Public Policy and Administration


Anthony Leisner


Evidence suggests that despite repeated mandates by the United Nations (UN) for gender equality, local gender justice for girls has been elusive. Conceptually drawn from Merry's human rights-cultural particularism dissonance and Sen's comparative justice theories, the purpose of this grounded theory study, supported by Clarke's situational analysis, was to investigate how local religious and cultural practices impedes a gender equality outcome for girls. The primary research question involved identifying characteristics and situations of actors who focused solely on gender, culture, and human rights issues at the international and national level. A qualitative research design was used in this study of 8 experts in gender, human rights, and cultural issues who were interviewed in-depth in person and on the telephone. A line-by-line analysis of participants' responses identified specific sub theme situations related to the study that included sociocultural, socioeconomic, and intercultural elements. In addition, open and selected coding of participants' responses uncovered critical gender related themes that included democracy, political governance, and fatherhood responsibility. Implications for social change include indentifying a gender justice approach to human rights in which to implement integrated gender focused programs advocated by civil society and the UN to fill gaps left by governments. The findings suggest that obtaining children human rights is a function of the effect of a girl's access to gender justice and a culture's response to social development with an outcome of gender equality.

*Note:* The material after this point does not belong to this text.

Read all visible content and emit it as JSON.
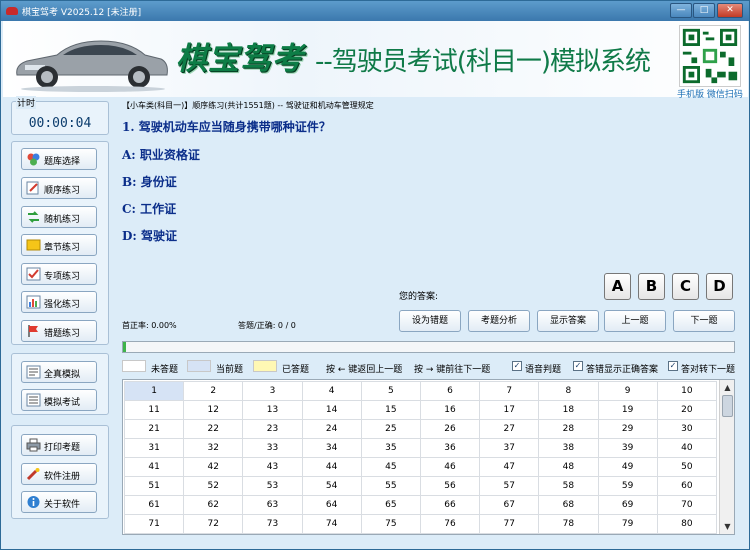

This can result in advancement of gender justice, which research indicates can substantially improve local and global communities socially, economically, and politically.